▶ TASK DIRECTIONS: Using the material that follows, identify and copy each line with the string "screenshot".

** Opening DATASET EXCERPTS block **

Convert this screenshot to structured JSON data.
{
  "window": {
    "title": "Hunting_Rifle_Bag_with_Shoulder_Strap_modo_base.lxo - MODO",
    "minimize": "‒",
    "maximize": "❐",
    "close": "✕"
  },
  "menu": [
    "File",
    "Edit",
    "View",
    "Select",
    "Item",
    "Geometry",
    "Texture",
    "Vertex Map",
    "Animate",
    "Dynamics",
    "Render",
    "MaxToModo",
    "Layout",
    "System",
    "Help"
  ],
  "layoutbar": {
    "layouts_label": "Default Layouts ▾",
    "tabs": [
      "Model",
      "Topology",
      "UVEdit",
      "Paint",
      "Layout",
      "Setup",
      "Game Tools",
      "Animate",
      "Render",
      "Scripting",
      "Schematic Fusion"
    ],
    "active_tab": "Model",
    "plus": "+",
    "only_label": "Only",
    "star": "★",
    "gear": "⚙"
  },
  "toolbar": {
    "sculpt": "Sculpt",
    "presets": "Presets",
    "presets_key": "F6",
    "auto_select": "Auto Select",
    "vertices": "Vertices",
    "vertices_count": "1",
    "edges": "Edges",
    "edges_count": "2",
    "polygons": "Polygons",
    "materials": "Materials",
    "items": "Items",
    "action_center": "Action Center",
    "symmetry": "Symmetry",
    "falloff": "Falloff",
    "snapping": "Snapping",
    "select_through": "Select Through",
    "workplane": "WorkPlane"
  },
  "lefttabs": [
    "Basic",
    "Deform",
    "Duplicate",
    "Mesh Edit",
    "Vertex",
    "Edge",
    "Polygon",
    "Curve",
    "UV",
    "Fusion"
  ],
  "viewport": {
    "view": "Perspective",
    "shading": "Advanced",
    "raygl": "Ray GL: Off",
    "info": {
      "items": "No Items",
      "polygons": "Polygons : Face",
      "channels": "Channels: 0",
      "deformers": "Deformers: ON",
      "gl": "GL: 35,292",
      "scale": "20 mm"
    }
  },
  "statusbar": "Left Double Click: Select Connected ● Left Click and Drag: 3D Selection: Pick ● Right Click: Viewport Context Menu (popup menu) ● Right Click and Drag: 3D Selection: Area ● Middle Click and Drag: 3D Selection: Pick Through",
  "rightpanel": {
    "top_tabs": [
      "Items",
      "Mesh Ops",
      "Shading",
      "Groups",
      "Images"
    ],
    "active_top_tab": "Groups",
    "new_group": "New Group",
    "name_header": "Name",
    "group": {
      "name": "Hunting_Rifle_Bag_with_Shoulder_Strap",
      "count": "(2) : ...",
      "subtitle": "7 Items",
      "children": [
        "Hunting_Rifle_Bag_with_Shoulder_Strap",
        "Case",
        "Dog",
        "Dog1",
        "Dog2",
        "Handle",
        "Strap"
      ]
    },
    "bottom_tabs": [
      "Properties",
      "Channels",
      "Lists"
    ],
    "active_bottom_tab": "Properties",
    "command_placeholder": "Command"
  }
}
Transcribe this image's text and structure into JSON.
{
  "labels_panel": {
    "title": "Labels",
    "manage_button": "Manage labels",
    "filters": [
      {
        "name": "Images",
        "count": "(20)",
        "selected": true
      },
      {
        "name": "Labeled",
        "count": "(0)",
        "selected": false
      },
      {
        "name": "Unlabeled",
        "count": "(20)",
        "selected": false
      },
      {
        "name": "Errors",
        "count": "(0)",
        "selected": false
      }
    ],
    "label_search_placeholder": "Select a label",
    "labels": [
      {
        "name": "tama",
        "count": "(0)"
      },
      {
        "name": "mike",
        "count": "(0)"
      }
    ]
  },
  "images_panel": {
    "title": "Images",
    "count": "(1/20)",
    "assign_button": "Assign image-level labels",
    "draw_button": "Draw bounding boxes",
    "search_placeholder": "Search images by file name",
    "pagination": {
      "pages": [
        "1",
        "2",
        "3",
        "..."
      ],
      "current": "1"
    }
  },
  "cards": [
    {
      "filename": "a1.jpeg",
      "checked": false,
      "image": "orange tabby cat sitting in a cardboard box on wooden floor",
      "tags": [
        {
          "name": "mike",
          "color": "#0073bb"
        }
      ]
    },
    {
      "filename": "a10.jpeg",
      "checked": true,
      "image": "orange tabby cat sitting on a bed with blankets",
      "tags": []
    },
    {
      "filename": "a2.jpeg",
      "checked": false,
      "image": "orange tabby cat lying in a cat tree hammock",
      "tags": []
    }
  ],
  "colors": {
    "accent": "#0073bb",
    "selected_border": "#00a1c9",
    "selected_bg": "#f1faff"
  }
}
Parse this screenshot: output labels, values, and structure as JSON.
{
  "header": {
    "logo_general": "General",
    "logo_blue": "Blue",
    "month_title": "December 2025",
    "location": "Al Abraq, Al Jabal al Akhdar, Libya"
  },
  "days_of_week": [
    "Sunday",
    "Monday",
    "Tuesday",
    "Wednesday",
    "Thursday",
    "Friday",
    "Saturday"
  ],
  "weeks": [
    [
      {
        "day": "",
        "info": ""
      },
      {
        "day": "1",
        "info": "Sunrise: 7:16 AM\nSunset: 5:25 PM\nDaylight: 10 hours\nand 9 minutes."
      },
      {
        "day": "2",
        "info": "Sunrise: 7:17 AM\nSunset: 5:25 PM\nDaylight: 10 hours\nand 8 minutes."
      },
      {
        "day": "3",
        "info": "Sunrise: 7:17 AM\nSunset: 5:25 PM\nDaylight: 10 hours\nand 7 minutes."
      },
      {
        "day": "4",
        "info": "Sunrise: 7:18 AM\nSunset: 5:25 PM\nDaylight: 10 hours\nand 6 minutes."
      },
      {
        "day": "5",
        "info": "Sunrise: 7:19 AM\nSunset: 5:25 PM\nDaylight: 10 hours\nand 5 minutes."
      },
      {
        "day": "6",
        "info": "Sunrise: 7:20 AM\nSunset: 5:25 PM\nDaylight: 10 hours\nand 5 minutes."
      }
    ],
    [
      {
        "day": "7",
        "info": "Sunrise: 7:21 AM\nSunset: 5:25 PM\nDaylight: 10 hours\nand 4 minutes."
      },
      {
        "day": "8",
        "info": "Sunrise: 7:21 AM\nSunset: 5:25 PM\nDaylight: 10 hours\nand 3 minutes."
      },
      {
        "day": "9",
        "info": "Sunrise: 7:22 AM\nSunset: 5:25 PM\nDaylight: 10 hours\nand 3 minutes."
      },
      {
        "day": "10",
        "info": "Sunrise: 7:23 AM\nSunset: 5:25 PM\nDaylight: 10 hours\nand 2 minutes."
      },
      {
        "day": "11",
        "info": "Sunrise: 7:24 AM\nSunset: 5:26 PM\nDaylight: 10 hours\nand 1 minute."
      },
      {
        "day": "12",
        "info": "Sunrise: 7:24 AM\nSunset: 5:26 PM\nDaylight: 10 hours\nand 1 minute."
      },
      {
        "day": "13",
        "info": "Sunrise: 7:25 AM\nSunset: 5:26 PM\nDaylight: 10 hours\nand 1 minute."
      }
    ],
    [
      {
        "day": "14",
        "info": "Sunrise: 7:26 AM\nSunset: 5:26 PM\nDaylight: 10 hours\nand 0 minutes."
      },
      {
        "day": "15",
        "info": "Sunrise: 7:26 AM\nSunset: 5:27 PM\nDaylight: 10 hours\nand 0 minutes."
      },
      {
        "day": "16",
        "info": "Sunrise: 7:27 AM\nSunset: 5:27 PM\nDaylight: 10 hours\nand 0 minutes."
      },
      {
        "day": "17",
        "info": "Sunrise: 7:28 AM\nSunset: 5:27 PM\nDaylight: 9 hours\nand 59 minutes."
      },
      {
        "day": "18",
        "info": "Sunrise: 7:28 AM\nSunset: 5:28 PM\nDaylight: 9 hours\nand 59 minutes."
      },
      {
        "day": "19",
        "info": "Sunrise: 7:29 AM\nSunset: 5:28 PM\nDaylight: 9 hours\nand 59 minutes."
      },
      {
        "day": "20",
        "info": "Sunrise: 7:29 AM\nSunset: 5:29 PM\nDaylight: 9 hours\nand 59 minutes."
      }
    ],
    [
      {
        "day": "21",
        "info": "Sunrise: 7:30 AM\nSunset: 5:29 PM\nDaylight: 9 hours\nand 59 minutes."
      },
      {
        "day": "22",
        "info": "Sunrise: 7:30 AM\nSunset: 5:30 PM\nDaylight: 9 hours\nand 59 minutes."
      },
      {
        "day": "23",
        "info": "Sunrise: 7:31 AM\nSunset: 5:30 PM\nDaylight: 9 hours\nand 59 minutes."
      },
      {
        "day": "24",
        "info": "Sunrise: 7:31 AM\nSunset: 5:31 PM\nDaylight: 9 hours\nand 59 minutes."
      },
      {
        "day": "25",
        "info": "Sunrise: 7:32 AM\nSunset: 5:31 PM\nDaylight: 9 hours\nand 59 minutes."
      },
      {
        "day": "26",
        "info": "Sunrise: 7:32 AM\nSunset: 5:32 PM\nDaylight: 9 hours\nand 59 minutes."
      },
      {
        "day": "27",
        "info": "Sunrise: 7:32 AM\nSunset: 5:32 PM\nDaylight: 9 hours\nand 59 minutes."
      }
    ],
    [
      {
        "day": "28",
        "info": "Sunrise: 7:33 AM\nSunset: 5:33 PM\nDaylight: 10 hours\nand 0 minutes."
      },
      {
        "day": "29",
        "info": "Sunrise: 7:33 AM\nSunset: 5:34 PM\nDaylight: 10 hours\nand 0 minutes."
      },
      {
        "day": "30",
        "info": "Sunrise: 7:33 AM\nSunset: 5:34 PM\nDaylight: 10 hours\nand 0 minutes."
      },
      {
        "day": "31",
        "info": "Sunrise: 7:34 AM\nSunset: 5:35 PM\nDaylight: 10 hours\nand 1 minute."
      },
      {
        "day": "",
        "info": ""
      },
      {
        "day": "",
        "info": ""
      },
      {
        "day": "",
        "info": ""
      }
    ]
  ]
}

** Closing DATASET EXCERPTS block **

▶ WRITTEN ANSWER:
Convert this screenshot to structured JSON data.
Parse this screenshot: output labels, values, and structure as JSON.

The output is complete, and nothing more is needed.